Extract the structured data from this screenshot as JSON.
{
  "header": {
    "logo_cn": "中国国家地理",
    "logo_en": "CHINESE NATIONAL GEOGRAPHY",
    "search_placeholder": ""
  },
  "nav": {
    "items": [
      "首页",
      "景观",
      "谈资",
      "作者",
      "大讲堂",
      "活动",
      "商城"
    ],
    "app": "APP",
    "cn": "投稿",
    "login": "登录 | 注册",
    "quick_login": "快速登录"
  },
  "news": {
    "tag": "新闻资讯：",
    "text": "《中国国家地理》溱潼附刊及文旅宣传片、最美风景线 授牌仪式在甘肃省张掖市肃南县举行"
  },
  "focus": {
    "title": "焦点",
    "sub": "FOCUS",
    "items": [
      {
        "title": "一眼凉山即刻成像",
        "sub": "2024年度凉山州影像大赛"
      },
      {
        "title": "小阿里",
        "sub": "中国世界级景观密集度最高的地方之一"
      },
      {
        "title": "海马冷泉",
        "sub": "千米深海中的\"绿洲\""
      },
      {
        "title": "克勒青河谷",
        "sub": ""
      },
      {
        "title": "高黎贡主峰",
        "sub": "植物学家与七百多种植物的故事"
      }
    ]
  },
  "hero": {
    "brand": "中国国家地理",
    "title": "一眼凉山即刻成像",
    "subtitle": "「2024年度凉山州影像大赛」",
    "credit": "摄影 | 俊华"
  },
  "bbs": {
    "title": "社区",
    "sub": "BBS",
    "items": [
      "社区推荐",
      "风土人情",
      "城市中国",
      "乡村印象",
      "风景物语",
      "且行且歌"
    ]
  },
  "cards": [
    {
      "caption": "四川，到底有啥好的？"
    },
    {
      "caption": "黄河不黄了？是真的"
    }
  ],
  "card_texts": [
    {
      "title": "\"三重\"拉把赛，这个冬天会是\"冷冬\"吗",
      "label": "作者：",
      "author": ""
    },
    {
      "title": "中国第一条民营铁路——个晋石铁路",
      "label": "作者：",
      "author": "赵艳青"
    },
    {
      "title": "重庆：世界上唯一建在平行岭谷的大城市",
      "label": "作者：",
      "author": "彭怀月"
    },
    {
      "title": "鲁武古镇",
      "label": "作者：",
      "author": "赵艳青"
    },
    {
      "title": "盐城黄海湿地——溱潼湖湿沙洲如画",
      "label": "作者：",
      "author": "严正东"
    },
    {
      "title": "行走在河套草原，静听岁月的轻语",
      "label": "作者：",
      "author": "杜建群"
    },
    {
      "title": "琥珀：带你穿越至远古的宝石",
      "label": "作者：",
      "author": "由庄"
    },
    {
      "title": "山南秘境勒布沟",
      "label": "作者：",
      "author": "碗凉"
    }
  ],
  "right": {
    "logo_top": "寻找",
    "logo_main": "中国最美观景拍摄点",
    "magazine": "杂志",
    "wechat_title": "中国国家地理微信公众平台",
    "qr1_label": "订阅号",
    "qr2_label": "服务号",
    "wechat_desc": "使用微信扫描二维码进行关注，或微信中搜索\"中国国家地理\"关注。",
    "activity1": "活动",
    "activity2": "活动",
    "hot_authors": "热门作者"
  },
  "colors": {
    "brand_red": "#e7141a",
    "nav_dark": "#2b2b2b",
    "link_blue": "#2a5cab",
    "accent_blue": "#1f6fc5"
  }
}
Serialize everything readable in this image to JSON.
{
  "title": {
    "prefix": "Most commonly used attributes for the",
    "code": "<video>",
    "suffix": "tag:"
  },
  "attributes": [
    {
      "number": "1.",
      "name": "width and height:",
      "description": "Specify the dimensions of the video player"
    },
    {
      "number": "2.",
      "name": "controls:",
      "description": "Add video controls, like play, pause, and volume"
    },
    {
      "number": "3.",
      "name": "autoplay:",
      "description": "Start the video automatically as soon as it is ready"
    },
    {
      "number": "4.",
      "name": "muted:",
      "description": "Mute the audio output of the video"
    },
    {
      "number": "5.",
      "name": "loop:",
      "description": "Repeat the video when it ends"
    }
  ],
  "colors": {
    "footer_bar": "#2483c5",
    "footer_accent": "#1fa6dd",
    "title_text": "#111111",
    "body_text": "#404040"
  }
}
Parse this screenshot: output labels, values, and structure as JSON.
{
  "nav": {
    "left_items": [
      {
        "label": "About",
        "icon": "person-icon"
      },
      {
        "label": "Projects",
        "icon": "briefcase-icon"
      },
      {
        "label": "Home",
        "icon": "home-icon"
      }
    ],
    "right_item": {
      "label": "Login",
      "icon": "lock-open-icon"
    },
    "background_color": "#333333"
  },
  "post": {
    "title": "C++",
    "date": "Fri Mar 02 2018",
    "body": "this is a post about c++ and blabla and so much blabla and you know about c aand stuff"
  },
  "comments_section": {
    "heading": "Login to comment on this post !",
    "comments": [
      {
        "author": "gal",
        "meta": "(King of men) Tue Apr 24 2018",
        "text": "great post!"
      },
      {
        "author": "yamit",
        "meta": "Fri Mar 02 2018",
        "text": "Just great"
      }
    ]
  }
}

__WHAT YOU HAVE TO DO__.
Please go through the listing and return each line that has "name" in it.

__EXERCISE SOLUTION__.
      "name": "width and height:",
      "name": "controls:",
      "name": "autoplay:",
      "name": "muted:",
      "name": "loop:",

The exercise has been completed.